In the records that follow, locate every line with "JSON" and extract it.

──────── RECORDS FOR PROCESSING

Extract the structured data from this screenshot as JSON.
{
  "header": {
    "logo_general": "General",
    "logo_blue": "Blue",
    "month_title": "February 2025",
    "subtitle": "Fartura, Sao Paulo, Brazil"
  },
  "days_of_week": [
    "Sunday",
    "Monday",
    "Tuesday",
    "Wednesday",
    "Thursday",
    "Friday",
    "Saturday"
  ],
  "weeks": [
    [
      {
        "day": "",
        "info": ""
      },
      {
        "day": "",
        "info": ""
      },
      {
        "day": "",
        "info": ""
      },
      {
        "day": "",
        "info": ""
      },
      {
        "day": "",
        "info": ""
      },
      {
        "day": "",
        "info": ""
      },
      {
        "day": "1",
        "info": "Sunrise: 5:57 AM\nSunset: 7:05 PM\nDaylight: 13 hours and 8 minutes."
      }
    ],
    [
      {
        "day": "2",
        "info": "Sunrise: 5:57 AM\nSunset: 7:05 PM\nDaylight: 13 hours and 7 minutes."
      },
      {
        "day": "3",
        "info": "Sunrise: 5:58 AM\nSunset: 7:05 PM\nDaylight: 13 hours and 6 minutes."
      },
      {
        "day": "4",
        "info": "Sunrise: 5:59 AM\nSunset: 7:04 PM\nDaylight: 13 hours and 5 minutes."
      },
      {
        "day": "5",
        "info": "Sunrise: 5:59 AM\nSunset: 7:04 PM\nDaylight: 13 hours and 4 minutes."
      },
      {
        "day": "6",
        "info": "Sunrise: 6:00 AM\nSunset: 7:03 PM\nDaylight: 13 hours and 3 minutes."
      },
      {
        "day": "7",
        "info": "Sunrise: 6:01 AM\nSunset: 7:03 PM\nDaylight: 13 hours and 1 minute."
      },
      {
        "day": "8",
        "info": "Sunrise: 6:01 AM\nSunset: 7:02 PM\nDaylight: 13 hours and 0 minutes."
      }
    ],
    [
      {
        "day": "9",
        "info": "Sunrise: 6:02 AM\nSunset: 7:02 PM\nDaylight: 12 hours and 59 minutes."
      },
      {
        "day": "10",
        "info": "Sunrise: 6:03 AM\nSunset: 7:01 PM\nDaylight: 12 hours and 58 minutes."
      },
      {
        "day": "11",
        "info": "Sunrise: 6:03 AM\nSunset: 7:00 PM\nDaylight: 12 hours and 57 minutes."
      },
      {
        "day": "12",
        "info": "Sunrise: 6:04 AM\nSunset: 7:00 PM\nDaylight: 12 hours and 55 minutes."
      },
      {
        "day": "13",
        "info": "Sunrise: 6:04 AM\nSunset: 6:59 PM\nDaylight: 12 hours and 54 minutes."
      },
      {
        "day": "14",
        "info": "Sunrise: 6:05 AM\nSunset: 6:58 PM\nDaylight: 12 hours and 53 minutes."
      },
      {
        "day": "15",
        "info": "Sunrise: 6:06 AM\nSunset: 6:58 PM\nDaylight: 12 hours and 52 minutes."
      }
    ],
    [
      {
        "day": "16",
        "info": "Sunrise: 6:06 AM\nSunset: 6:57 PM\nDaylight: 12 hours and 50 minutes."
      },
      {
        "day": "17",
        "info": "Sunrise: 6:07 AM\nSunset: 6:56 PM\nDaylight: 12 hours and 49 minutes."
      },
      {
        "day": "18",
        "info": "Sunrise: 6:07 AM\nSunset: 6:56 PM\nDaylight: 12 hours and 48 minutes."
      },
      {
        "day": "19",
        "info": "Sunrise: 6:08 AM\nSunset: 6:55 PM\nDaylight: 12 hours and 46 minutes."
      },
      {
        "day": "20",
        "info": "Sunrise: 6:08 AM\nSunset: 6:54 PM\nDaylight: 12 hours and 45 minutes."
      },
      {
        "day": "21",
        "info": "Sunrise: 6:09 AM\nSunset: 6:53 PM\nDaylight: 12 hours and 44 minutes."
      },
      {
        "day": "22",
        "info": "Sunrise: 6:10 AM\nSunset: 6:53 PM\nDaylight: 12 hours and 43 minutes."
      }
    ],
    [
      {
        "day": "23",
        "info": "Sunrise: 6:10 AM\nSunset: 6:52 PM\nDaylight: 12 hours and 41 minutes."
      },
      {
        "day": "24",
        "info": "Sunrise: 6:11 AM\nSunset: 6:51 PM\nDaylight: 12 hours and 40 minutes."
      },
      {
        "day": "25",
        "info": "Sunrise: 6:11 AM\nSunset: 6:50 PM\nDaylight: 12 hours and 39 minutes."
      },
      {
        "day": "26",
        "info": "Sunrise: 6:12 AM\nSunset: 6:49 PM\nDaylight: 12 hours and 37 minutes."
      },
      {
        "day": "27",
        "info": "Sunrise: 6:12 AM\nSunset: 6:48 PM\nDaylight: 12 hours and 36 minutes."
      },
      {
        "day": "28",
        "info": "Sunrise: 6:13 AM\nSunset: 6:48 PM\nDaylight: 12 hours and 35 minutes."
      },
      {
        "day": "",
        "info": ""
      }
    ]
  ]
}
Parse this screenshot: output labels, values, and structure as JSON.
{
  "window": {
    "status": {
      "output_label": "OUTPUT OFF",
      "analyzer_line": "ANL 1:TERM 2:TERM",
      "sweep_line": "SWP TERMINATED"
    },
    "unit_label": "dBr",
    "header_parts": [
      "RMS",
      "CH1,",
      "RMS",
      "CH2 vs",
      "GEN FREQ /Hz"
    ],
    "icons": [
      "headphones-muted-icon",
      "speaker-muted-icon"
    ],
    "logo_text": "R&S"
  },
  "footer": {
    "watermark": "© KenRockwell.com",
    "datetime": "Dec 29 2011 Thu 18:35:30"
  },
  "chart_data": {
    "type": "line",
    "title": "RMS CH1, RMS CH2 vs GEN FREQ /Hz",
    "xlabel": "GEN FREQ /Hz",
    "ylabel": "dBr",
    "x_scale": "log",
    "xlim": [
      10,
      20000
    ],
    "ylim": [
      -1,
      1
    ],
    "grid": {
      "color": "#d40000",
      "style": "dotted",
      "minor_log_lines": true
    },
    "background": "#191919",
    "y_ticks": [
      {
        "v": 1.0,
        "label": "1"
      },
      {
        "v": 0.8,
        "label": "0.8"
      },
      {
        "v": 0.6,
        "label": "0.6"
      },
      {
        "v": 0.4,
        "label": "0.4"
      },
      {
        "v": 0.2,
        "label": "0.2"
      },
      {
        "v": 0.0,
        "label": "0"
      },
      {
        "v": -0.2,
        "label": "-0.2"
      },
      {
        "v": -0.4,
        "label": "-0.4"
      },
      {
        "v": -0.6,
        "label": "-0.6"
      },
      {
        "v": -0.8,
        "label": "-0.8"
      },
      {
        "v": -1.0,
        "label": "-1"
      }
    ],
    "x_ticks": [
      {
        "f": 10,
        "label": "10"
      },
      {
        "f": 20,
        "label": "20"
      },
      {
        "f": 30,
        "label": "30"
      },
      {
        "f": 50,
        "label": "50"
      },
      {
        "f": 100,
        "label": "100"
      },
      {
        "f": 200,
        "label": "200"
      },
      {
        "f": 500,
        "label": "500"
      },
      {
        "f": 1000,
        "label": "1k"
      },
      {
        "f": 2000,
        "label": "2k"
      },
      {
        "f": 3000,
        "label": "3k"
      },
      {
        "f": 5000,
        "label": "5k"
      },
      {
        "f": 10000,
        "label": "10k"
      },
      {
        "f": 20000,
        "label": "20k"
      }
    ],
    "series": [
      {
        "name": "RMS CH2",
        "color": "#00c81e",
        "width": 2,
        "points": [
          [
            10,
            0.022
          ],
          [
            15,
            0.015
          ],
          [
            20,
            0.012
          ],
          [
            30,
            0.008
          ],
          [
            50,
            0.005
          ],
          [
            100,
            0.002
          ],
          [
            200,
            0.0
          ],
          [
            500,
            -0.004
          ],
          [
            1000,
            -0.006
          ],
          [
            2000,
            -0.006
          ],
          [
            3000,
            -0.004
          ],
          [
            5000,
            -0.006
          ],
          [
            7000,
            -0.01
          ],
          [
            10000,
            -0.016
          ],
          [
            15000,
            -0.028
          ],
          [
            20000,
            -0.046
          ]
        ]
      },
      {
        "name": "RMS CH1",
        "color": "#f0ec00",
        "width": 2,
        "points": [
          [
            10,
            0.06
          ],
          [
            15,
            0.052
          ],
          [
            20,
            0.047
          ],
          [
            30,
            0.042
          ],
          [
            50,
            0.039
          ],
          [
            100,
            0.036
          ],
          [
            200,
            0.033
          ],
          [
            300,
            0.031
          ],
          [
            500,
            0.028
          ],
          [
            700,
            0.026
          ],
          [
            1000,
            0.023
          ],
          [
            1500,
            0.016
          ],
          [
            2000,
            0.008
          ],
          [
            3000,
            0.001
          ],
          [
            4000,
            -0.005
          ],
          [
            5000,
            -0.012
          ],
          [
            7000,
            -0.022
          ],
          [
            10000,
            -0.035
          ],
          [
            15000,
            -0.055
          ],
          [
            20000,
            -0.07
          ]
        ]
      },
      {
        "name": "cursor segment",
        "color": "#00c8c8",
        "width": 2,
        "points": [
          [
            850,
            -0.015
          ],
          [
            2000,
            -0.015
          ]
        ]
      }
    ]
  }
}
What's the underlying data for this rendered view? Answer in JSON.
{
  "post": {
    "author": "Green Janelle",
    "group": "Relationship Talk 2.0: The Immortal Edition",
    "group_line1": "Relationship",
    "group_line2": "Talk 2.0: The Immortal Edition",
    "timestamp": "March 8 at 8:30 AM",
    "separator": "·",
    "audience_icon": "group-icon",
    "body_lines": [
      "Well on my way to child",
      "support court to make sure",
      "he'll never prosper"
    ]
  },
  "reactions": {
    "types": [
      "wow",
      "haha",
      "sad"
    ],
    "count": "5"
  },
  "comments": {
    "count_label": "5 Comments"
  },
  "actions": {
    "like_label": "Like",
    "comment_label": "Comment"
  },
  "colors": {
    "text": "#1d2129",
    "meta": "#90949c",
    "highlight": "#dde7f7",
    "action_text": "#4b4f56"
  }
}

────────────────

• ANSWER SPACE:
Extract the structured data from this screenshot as JSON.
Parse this screenshot: output labels, values, and structure as JSON.
What's the underlying data for this rendered view? Answer in JSON.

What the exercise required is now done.